8. Researching Colleges Is Easier Than Ever
While the presence of digital technology makes some aspects of the admissions process more challenging, it also brings many benefits.
Nowadays, it is very easy to research colleges online. Even if you cannot travel across the country to visit a college campus, you can take a virtual tour to get a feel for what attending college there would be like.
You can also read professor reviews online, explore the Instagram feeds of the college and current students, skim through the college newspaper online, and read blogs about what the student experience is like.
Many colleges also have lots of information on their website to fill you in on facts and figures, history, student traditions, and more.
9. Financial Value of College Majors
Another important factor to consider is how some college majors and the job market have changed over the years.
Job demand is constantly adapting to the market, and it’s important to do extensive research on the career path you plan to follow before choosing a major in college.
For example, computer engineering is a major that has exploded in popularity and demand over the last 25 years. Careers in the medical field also have a growing demand due to the growing population and increased life expectancy for Americans.
If you’re interested in learning about where your major falls, read this study by Georgetown University called “The Economic Value of College Majors.”
10. COVID-19’s Impact
It is no mystery that COVID-19 will continue to shape the world of college admissions over the next few years.
Many schools have canceled or postponed college admissions visits due to increasing concerns about the virus.
As colleges start to welcome visitors again, they may require extra steps such as wearing masks and appointment-based visits.
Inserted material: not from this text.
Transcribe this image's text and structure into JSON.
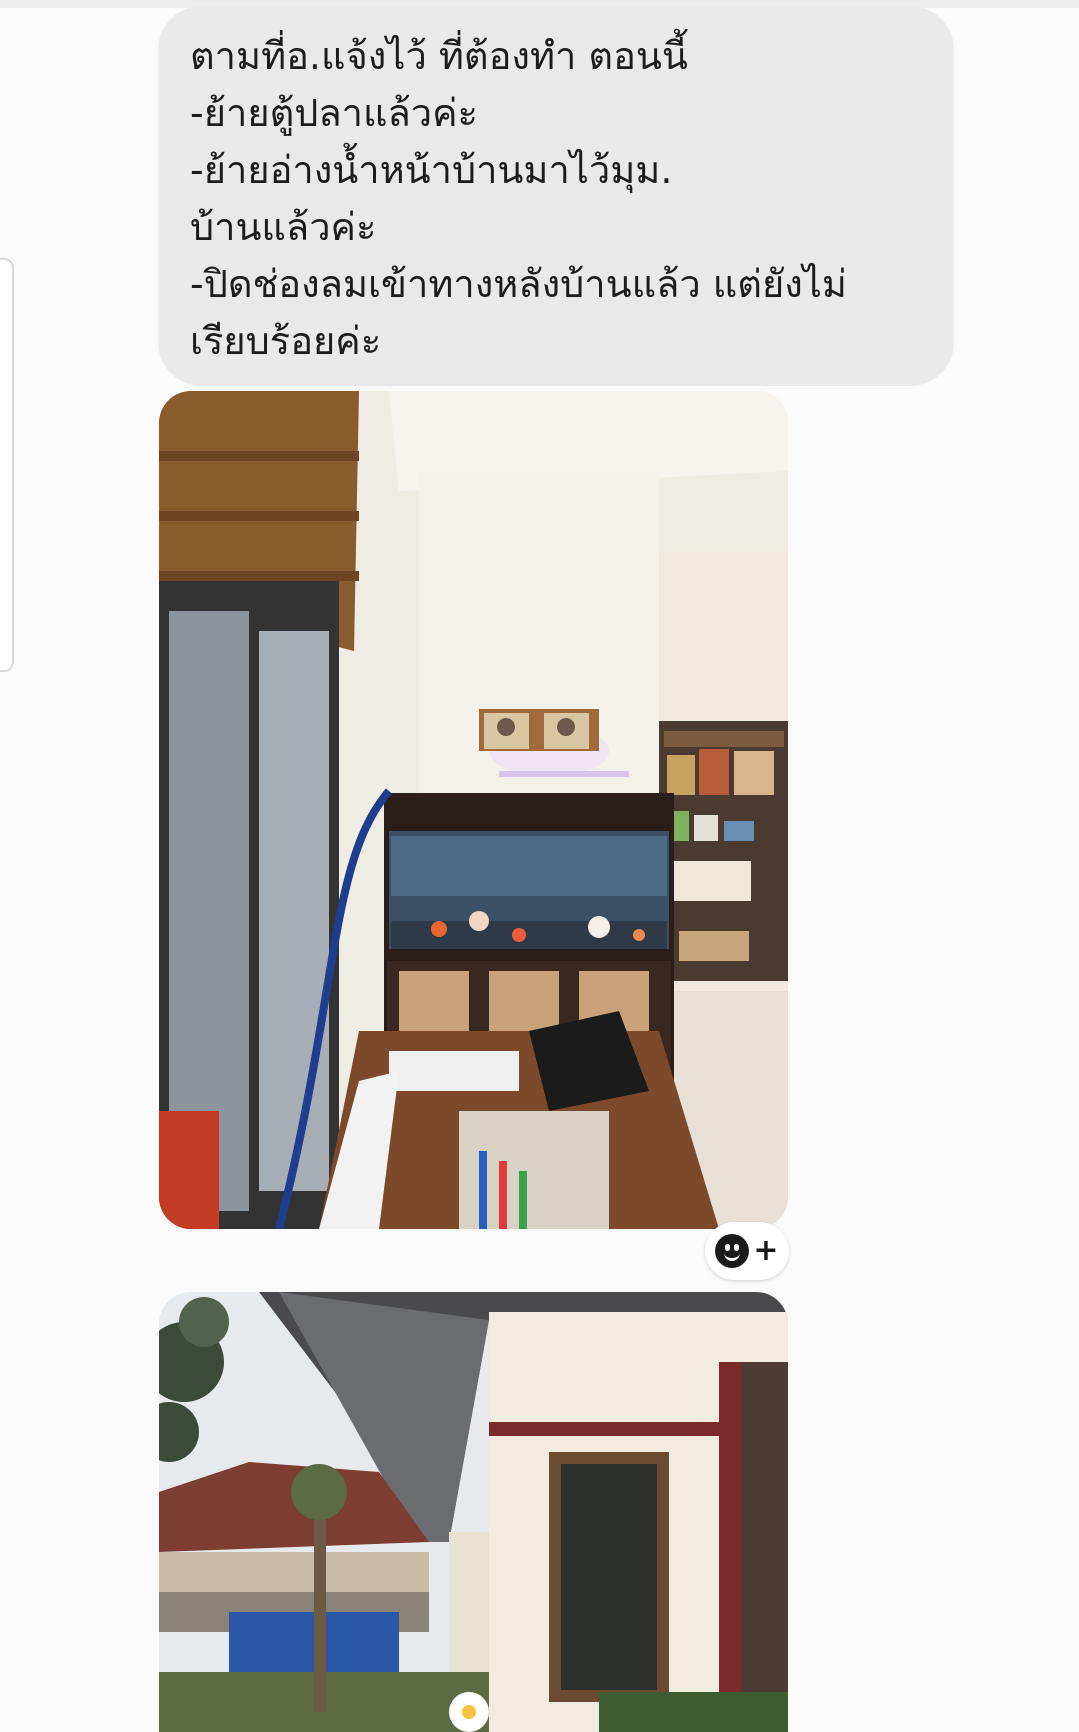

We recommend that you visit the college’s website to find out whether they are currently allowing admissions visitors. Some schools, like Yale, have virtual tours and other events that you can sign up for to learn more about the college.
Many colleges are moving to “test optional,” meaning that you can submit an application without test scores this year.
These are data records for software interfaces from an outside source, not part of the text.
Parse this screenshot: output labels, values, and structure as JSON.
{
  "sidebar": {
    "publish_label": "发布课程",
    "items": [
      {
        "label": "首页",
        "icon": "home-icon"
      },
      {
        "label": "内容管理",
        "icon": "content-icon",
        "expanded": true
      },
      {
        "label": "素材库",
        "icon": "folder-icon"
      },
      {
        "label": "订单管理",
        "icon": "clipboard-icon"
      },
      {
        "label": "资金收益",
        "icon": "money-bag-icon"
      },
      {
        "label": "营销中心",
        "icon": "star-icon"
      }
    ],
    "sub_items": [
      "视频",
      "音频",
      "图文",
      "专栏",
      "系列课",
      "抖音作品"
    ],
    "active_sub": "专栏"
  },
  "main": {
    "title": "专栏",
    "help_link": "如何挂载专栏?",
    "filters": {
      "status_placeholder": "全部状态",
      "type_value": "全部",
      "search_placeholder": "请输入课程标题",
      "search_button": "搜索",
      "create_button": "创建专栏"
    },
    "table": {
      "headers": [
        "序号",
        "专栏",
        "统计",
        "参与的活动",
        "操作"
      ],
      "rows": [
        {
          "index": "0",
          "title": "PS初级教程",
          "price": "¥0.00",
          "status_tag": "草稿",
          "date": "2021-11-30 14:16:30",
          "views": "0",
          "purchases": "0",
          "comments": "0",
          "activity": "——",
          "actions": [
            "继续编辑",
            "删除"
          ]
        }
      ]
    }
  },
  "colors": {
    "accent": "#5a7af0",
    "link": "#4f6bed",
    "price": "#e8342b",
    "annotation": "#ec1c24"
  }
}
Keep in mind that this does not mean that colleges have become “test blind.” Test scores will remain an important component of your college application, and colleges will likely still use them to help determine admission to competitive degree programs, honors colleges, and scholarship opportunities. We cannot emphasize this enough; you want to put your very best foot forward in order to stand out.
However, if you did not get a chance to take or retake the test during the spring or summer of 2020, do not let this prevent you from applying. Keep in mind that other aspects of your application (like your high school transcript, extracurriculars, letters of recommendation, or essays) may hold more weight in determining college admissions.
Will colleges be in session in Fall 2020?
It is still unclear when colleges across the nation will fully re-open. Many Texas colleges will have students return in the fall with a few changes to limit the spread of COVID-19.
The virtual classroom experience will likely become an aspect of the college experience over the next few years. This may change whether you plan to attend a college with high tuition and fees, especially if classes are online.
COVID-19 may have also raised your concerns about traveling far from home to attend college.
At this time, you should sit down with your parents to discuss how COVID-19 will impact your college experience.
If you have specific questions about how a university plans to adapt to this new environment, contact the college’s admissions office to get the most accurate and up-to-date information.
Need advice for applying to college in 2020?
Join KD College Prep for a FREE webinar: “What You Need to Know About The NEW College Admissions Process.” Learn more about test-optional colleges, changes to SAT® and ACT® tests, how colleges are adapting to a COVID-19 world, and expert recommendations to handle it all.
We also offer a wide range of test prep and college counseling services to help you get into the college of your dreams. Contact a campus near you to get started.